So you bought the ramshackle property, possibly a snap decision at auction, you were full of ideas about how wonderful the renovation was going to be but the survey has just come in and you’re thinking, “I might as well just knock it all down and start again”.
There is no doubt that there comes a point where renovation becomes non-viable and rebuilding will be cheaper.
Access is so much better with a new build as the layers are built up on top of one another, in an order that all the trades are familiar with rather than them having to work around each other.
Also the removal of bad materials, cutting back until you find the bits that are in a good enough condition to build onto, is a slow and expensive process.
If you get to that stage, it is wise to assume that you cannot demolish the property until you have received a clear ok from the authorities.
It’s hard to give a clear-cut view as to whether a demolition will be allowed or not as there are many different aspects to consider and each case will be different.
But almost any demolition will need permission of some kind, even if it’s only partly demolishing a building.
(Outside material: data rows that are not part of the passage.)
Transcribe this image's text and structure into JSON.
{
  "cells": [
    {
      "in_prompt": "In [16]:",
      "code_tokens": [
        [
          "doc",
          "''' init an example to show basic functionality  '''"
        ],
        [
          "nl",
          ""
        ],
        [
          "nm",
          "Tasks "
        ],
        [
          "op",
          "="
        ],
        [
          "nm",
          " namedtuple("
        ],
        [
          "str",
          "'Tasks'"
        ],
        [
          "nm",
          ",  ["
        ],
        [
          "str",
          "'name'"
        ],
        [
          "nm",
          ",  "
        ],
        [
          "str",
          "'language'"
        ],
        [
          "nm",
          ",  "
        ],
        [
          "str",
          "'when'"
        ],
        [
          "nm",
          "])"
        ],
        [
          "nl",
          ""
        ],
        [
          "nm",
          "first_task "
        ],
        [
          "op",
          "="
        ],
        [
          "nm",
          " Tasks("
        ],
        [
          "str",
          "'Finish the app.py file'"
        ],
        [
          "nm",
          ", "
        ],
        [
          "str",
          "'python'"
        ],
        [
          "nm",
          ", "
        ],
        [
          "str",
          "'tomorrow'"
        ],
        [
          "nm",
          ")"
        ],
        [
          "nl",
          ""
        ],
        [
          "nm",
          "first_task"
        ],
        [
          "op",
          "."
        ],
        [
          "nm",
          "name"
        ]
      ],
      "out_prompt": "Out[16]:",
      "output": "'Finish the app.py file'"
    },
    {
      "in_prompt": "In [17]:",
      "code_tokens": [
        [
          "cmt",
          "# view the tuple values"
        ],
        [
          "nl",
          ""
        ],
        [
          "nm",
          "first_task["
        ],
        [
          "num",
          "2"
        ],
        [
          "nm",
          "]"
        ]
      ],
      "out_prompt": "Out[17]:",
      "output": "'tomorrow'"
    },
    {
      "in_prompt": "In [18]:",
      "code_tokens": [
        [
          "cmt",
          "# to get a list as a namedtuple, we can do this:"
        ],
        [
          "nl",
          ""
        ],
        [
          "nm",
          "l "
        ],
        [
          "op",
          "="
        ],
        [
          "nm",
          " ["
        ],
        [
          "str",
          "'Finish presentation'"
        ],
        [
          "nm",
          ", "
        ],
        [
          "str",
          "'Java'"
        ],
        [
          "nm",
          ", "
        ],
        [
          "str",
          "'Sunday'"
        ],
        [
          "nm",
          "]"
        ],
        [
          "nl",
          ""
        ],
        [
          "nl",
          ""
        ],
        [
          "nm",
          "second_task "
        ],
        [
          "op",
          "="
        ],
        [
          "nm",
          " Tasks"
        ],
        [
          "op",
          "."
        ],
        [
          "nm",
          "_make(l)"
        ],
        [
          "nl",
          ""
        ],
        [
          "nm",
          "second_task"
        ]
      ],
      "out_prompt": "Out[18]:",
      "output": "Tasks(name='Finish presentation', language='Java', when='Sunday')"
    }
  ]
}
Only garages, shed and outbuildings of fifty cubic metres or less are exempt from the planning permission requirement, for example.
You will need to apply for permission for the rebuilt structure in any case, and the demolition of the existing property can be tackled in the same application.
Certainly if you are in an area that has planning restrictions, such as a Conservation Area or an Area of Outstanding Natural Beauty (AONB), there may well be difficulty in getting permission to demolish.
In a Conservation Area you will need ‘conservation area consent’, and if it’s a listed building, you will need ‘listed building consent’ both of which will be available through the local authority’s planning office
There are basically two options for the demolition, slowly and carefully so as to be able to re-use or sell the materials, or fast and cheap and it all goes in the landfill.
According to a DEFRA study, nearly a quarter of all construction and demolition waste ends up in landfill sites, and with the rising tide of ecological sensitivity, many people will be trying to reduce that.
If you are rebuilding the property exactly as it was, at least to the external view, you will probably want to dismantle it carefully and store internal features, such as fireplace and mouldings, and basic materials, such as brick, stone and roof tiles, that can be reused,
But re-using them means cleaning them, checking that they’re in good enough condition, and placing them in an out of the way position so that they will keep safe until they are needed.
Hard Economic Reality
To be brutally honest, all that care takes time, time is money, and there is no doubt that, unless the materials that you must rebuild with are exorbitantly expensive, two days with a bulldozer and a succession of skips, then buying new material, is likely to be a lot cheaper.
Even if you aren’t re-using the material yourself, but selling them on as architectural salvage, it’s touch and go as to whether or not this would yield enough to recover your costs, depending on the salvage value.
This needs carefully financial analysis and an examination f your own motives before deciding which road to go down.